"There must be a complete rejection of the types of terrorist actions carried out on the first of October and the 13th of December," Blair said, referring to the Parliament attack and an Oct. 1 assault on the legislature in Indian-ruled Kashmir, which India also blames on Pakistan-based militants. "There is no halfway house for that."

After Blair met with Vajpayee, he spoke on the phone for 15 minutes with President Bush, an aide to Blair said Monday. Bush and Blair agreed terrorism should be renounced and a settlement to the India-Pakistan crisis should be negotiated, the aide said condition of anonymity.

During Blair's three-day visit to India, planned long before the Dec. 13 attack, he strongly backed Indian demands that Musharraf crack down hard on Islamic militants and disavow any support of violence to further cause of Muslim separatists in Indian-ruled Kashmir.

Blair and Vajpayee signed a declaration that equated the two assaults on legislatures in India with the Sept. 11 attacks, calling them "deliberate attempts to shatter the peace of our peoples and to undermine democratic values."

"We reject the arguments of those who attempt to justify terrorism, which in all its forms must be condemned unambiguously and eradicated wherever it exists," the statement said.

In the wake of the Sept. 11 attacks, Blair had joined the United States in wooing Musharraf to support the military campaign in Afghanistan. Pakistan complied and eventually severed its ties with the Taliban.

Vajpayee and Musharraf shook hands twice and met briefly during a weekend South Asian summit in Nepal, raising hopes that they might prepared to negotiate to ease the tension that has built since the parliament attack.

But Indian Foreign Minister Jaswant Singh said Monday that India has ruled out any dialogue with Pakistan in near future, saying Pakistan has not changed its attitude toward terrorism.

In the past month, India and Pakistan — which both tested nuclear weapons in 1998 — have amassed thousands of troops along their 1,100-mile frontier, cut off airspace rights, slashed their embassy staffs and halted cross-border passenger air, train and bus service.

Muslim Pakistan and Hindu-majority India have twice gone to war over Kashmir, the mostly Muslim region divided between them after the subcontinent gained independence from Britain in 1947.

India says Pakistan is waging a "proxy war" in Kashmir. Musharraf has called the Islamic militants there "freedom fighters" but denies Indian claims that Pakistan funds and trains them.

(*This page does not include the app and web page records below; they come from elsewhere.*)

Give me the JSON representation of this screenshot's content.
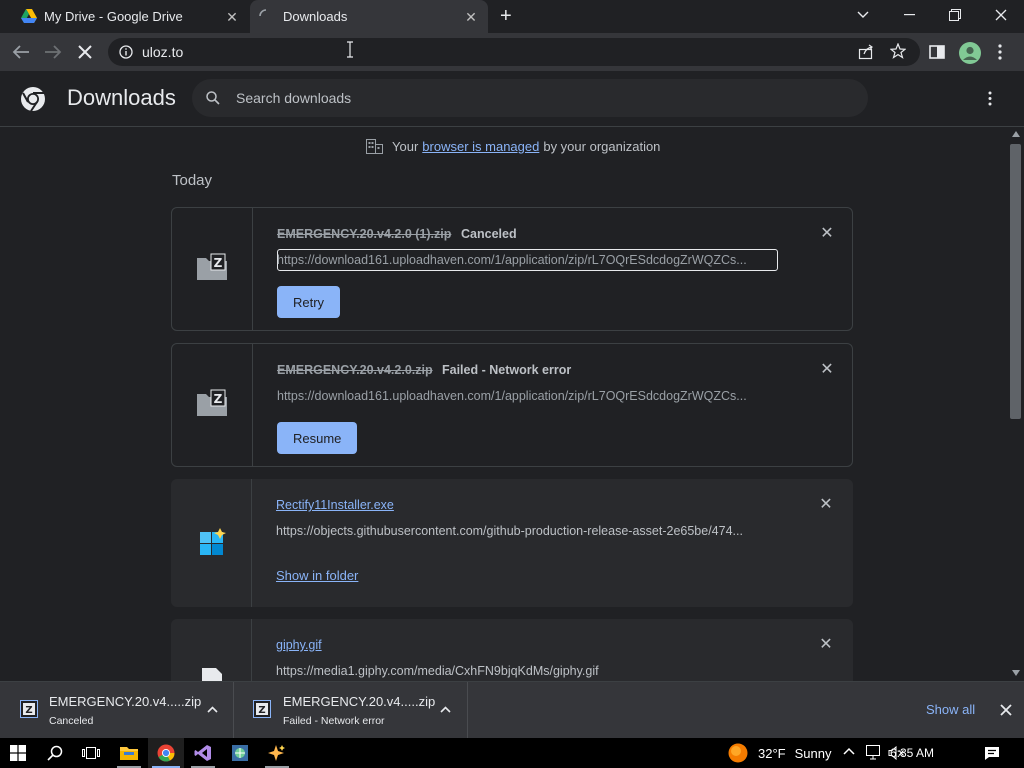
{
  "tabs": [
    {
      "title": "My Drive - Google Drive",
      "close": "✕"
    },
    {
      "title": "Downloads",
      "close": "✕"
    }
  ],
  "new_tab": "+",
  "window": {
    "minimize": "—",
    "maximize": "❐",
    "close": "✕",
    "tab_search": "⌄"
  },
  "toolbar": {
    "url": "uloz.to"
  },
  "downloads": {
    "title": "Downloads",
    "search_placeholder": "Search downloads",
    "managed_prefix": "Your",
    "managed_link": "browser is managed",
    "managed_suffix": "by your organization",
    "section": "Today",
    "items": [
      {
        "name": "EMERGENCY.20.v4.2.0 (1).zip",
        "status": "Canceled",
        "url": "https://download161.uploadhaven.com/1/application/zip/rL7OQrESdcdogZrWQZCs...",
        "action": "Retry"
      },
      {
        "name": "EMERGENCY.20.v4.2.0.zip",
        "status": "Failed - Network error",
        "url": "https://download161.uploadhaven.com/1/application/zip/rL7OQrESdcdogZrWQZCs...",
        "action": "Resume"
      },
      {
        "name": "Rectify11Installer.exe",
        "status": "",
        "url": "https://objects.githubusercontent.com/github-production-release-asset-2e65be/474...",
        "action": "Show in folder"
      },
      {
        "name": "giphy.gif",
        "status": "",
        "url": "https://media1.giphy.com/media/CxhFN9bjqKdMs/giphy.gif",
        "action": ""
      }
    ]
  },
  "shelf": {
    "items": [
      {
        "name": "EMERGENCY.20.v4.....zip",
        "status": "Canceled"
      },
      {
        "name": "EMERGENCY.20.v4.....zip",
        "status": "Failed - Network error"
      }
    ],
    "show_all": "Show all"
  },
  "taskbar": {
    "temperature": "32°F",
    "condition": "Sunny",
    "time": "6:35 AM"
  },
  "colors": {
    "accent": "#8ab4f8",
    "background": "#202124",
    "toolbar": "#35363a"
  }
}
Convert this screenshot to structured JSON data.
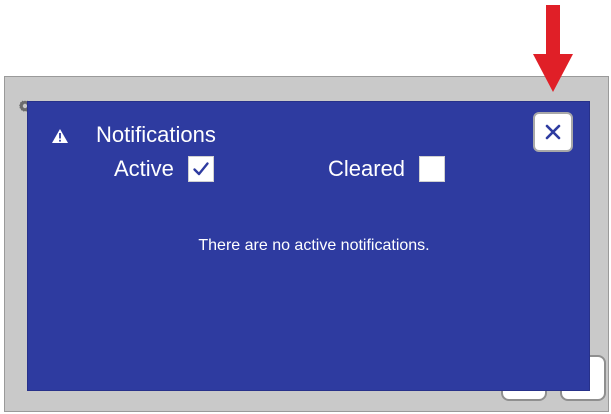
{
  "dialog": {
    "title": "Notifications",
    "filters": {
      "active": {
        "label": "Active",
        "checked": true
      },
      "cleared": {
        "label": "Cleared",
        "checked": false
      }
    },
    "message": "There are no active notifications.",
    "close_icon": "close-icon"
  },
  "icons": {
    "warning": "warning-icon",
    "gear": "gear-icon",
    "arrow": "down-arrow-icon"
  },
  "colors": {
    "dialog_background": "#2e3ba0",
    "arrow": "#e01f27"
  }
}
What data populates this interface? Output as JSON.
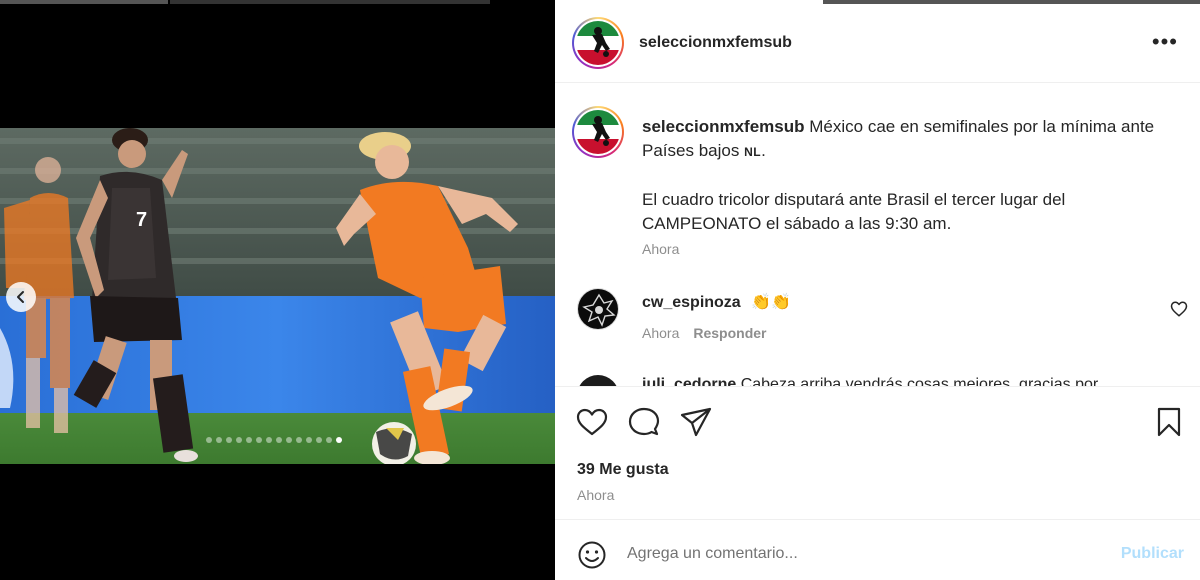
{
  "post": {
    "username": "seleccionmxfemsub",
    "more_icon": "more-horizontal-icon",
    "caption_text": "México cae en semifinales por la mínima ante Países bajos",
    "caption_flag": "NL",
    "caption_text_2": "El cuadro tricolor disputará ante Brasil el tercer lugar del CAMPEONATO el sábado a las 9:30 am.",
    "caption_time": "Ahora"
  },
  "media": {
    "jersey_number": "7",
    "carousel_total": 14,
    "carousel_active": 13,
    "prev_icon": "chevron-left-icon"
  },
  "comments": [
    {
      "username": "cw_espinoza",
      "text": "👏👏",
      "time": "Ahora",
      "reply_label": "Responder"
    },
    {
      "username": "juli_cedorne",
      "text": "Cabeza arriba vendrás cosas mejores, gracias por"
    }
  ],
  "actions": {
    "like_icon": "heart-icon",
    "comment_icon": "comment-icon",
    "share_icon": "share-icon",
    "save_icon": "bookmark-icon"
  },
  "likes_text": "39 Me gusta",
  "post_time": "Ahora",
  "composer": {
    "placeholder": "Agrega un comentario...",
    "post_label": "Publicar",
    "emoji_icon": "emoji-icon"
  },
  "colors": {
    "mexico_green": "#1d8a3e",
    "mexico_red": "#c8102e",
    "netherlands_orange": "#f27a22",
    "publish_disabled": "#b2dffc",
    "secondary_text": "#8e8e8e"
  }
}
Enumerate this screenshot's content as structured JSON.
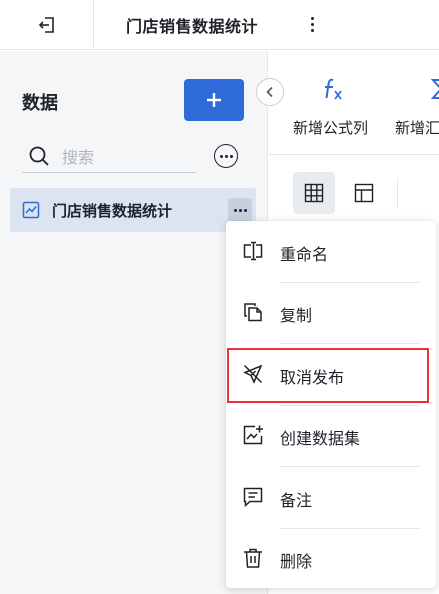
{
  "header": {
    "title": "门店销售数据统计"
  },
  "sidebar": {
    "heading": "数据",
    "search_placeholder": "搜索",
    "items": [
      {
        "label": "门店销售数据统计"
      }
    ]
  },
  "toolbar": {
    "tools": [
      {
        "label": "新增公式列"
      },
      {
        "label": "新增汇"
      }
    ]
  },
  "context_menu": {
    "items": [
      {
        "label": "重命名",
        "icon": "rename-icon"
      },
      {
        "label": "复制",
        "icon": "copy-icon"
      },
      {
        "label": "取消发布",
        "icon": "unpublish-icon"
      },
      {
        "label": "创建数据集",
        "icon": "create-dataset-icon"
      },
      {
        "label": "备注",
        "icon": "note-icon"
      },
      {
        "label": "删除",
        "icon": "delete-icon"
      }
    ],
    "highlighted_item": "取消发布"
  },
  "colors": {
    "accent": "#2e6bd9",
    "selected_item_bg": "#dde4f1",
    "highlight_border": "#e8333b"
  }
}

Indian police said eight suspected Islamic militants were killed in a shootout with army troops while trying to cross into Indian-ruled Kashmir early Monday.

Police also said that in two separate attacks in the region, suspected militants hacked two shepherds to death with axes and raided a house, killing three people and wounding five.

In a speech at the Nepal summit, Musharraf said the global campaign against terrorism must distinguish between "legitimate resistances and freedom struggles on the one hand, and acts of terrorism on the other."